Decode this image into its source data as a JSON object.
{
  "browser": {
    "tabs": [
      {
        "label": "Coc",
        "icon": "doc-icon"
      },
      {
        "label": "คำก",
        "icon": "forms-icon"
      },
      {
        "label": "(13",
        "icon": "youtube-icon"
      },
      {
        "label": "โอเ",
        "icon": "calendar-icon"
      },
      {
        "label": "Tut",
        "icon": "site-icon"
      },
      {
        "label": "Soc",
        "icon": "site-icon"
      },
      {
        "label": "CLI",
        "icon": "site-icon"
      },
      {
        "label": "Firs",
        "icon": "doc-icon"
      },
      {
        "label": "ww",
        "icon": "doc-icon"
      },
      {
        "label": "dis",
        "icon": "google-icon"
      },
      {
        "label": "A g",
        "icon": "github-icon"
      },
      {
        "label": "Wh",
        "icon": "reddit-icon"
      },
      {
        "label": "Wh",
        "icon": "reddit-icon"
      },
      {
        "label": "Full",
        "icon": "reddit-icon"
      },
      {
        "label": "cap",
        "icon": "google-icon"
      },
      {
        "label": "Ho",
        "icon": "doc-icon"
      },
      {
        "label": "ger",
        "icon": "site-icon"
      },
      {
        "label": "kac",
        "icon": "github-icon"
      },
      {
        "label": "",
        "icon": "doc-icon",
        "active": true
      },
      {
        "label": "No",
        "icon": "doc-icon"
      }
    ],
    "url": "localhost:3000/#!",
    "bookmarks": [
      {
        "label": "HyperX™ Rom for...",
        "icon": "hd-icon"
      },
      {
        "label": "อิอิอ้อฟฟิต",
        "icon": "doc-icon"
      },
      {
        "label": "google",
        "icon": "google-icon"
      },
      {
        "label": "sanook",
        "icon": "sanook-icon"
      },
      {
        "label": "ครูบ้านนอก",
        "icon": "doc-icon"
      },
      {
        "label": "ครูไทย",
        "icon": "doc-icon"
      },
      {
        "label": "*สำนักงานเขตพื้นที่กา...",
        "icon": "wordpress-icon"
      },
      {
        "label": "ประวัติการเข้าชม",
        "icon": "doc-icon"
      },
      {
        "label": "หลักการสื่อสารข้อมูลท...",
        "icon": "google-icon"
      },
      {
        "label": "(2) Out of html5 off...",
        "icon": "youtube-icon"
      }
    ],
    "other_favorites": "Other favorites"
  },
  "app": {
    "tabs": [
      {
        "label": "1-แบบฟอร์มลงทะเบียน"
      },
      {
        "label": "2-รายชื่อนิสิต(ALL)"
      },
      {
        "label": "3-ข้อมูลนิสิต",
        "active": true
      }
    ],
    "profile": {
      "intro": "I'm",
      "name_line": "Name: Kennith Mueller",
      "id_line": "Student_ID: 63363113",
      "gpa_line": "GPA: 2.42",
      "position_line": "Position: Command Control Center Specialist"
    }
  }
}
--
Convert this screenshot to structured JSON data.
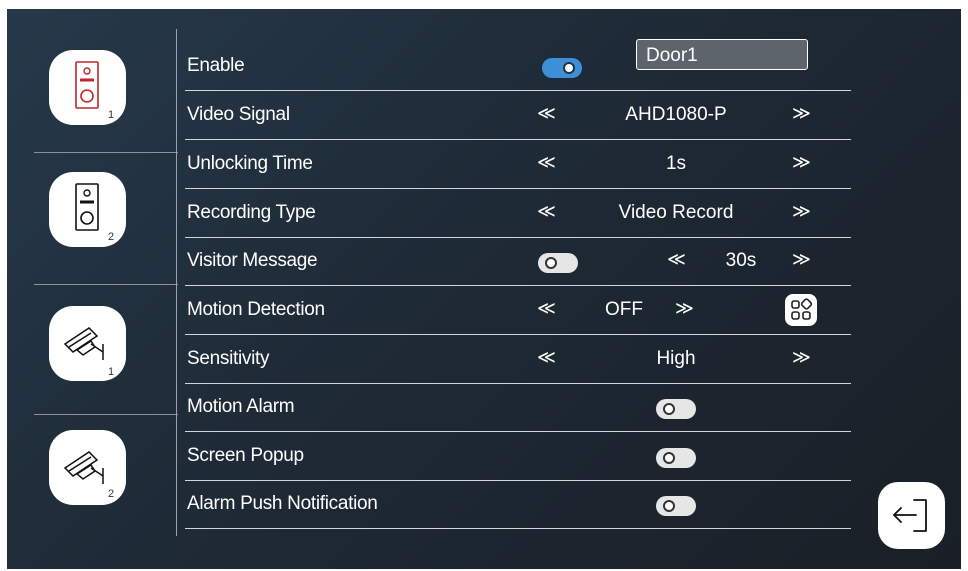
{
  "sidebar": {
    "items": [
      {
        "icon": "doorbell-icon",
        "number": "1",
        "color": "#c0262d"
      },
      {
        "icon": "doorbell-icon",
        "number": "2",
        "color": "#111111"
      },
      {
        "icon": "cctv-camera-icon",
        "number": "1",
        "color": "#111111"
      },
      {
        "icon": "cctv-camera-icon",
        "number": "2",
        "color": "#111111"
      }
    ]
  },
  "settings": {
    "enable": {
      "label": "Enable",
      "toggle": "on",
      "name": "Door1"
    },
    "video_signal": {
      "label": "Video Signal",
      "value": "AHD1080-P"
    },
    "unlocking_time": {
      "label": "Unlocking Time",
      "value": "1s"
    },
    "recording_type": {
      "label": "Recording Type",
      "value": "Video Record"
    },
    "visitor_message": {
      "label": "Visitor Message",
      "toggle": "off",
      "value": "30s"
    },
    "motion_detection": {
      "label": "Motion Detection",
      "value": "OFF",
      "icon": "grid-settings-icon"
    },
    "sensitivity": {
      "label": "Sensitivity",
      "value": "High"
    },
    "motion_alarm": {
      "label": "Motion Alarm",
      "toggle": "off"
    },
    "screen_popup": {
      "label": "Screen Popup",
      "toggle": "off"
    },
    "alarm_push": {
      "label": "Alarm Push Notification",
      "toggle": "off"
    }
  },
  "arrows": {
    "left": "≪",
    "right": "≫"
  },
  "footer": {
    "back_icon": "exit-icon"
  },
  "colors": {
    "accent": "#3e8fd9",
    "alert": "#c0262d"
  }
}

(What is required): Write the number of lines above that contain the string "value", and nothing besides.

(Final answer): 6